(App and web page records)
──────────────────────────────

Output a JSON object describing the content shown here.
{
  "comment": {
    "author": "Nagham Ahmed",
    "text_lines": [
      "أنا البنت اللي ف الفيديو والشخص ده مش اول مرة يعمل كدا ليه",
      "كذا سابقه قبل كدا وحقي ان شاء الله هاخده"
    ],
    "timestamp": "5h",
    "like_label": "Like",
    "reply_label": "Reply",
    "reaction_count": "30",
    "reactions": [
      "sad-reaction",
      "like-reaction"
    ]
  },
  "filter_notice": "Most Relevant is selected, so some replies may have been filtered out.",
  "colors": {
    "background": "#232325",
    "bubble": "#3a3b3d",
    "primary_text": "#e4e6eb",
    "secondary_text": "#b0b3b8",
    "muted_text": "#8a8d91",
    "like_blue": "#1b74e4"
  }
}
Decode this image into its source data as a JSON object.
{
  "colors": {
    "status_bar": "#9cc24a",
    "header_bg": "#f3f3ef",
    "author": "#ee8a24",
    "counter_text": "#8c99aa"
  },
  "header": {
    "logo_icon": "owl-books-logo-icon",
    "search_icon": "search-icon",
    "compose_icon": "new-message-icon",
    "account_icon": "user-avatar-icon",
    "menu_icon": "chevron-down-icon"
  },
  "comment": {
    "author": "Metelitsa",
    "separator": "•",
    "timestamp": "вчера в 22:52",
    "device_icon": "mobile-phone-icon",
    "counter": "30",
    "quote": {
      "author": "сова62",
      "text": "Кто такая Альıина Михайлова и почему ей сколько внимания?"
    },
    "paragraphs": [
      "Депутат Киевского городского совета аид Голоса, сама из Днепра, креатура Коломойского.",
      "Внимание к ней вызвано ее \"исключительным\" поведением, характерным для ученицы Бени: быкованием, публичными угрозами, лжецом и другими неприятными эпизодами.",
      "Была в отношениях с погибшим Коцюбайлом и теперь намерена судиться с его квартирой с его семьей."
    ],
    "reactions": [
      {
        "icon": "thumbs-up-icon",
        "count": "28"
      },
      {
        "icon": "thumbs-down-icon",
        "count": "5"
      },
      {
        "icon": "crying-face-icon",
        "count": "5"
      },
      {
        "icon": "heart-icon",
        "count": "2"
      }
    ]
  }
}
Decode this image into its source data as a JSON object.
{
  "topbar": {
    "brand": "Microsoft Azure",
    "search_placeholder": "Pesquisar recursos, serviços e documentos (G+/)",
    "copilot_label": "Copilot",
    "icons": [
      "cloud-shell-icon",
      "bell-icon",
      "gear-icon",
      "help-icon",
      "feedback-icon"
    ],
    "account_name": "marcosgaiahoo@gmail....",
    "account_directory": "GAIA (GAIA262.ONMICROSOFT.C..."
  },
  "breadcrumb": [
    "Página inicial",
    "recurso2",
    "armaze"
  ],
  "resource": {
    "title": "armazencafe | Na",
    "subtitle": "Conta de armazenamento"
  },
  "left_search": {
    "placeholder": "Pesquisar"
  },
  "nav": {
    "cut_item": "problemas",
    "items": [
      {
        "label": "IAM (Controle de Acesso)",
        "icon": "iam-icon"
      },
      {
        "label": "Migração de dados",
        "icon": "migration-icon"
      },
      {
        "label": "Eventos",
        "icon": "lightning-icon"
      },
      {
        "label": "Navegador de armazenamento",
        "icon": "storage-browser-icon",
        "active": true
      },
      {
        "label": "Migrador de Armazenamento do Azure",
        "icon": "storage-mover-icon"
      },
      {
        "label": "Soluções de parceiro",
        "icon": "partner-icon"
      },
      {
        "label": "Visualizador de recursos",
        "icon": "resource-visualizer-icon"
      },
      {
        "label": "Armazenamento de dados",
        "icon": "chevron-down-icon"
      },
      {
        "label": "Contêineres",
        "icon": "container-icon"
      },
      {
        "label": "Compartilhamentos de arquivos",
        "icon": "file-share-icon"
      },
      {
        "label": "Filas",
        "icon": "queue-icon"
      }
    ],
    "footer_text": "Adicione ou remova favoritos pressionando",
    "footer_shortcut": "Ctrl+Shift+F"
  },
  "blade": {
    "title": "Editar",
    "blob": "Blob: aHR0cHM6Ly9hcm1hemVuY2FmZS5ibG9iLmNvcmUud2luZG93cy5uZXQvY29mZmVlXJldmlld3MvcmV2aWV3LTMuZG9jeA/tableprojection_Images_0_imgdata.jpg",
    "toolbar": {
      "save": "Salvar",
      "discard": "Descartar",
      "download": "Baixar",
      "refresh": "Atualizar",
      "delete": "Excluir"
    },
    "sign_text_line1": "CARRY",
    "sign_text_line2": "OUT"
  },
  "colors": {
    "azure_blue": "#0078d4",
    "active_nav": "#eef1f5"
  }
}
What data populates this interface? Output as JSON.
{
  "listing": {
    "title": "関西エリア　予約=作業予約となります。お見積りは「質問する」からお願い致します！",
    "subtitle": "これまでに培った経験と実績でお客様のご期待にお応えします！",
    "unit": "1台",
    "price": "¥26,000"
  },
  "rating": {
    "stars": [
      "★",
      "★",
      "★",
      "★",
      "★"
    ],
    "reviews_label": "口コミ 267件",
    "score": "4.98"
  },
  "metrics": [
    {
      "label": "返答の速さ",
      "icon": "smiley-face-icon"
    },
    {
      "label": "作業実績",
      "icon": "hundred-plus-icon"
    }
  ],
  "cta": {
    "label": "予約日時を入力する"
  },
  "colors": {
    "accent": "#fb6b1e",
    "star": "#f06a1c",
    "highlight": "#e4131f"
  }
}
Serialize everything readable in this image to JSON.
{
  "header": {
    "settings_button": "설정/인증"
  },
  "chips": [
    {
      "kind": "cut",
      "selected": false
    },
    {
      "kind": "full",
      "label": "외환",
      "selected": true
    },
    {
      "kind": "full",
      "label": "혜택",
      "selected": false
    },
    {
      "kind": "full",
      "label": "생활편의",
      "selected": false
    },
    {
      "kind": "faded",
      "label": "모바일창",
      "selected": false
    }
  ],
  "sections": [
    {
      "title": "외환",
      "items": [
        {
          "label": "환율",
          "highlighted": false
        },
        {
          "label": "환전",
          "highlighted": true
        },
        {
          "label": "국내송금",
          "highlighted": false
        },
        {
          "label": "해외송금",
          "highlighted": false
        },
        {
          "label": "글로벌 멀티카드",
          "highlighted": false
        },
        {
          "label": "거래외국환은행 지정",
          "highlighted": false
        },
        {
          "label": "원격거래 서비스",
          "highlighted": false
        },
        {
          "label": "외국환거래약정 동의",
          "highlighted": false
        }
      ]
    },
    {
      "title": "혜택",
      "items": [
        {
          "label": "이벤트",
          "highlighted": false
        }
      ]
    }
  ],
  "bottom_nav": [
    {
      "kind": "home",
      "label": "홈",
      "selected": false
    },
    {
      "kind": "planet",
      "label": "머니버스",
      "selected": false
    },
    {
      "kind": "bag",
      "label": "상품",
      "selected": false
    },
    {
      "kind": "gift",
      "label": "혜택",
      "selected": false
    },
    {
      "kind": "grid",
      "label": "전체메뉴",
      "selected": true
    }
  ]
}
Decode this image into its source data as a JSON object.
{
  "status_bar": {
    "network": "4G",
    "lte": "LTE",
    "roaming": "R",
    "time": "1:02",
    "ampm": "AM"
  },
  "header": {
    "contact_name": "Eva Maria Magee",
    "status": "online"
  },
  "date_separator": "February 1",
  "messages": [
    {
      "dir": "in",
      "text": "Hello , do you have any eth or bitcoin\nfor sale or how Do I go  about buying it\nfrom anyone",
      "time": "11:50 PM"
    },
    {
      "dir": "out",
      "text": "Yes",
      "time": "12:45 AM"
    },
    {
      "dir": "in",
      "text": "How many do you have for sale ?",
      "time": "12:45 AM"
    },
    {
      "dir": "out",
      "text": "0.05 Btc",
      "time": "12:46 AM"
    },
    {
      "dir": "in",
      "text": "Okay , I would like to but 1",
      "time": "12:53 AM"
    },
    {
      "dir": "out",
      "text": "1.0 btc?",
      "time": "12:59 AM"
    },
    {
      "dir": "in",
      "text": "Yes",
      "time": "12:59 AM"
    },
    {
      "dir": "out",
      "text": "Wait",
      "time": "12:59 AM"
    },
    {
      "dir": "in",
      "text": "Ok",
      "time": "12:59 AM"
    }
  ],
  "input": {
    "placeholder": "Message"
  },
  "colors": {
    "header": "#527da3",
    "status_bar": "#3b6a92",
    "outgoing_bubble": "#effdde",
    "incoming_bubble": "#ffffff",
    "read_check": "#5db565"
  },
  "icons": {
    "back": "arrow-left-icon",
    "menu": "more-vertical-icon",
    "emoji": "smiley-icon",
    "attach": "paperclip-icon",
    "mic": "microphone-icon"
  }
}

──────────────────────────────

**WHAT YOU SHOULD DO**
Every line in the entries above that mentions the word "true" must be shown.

**RESPONSE TO THE EXERCISE**
        "active": true
      "selected": true
          "highlighted": true
      "selected": true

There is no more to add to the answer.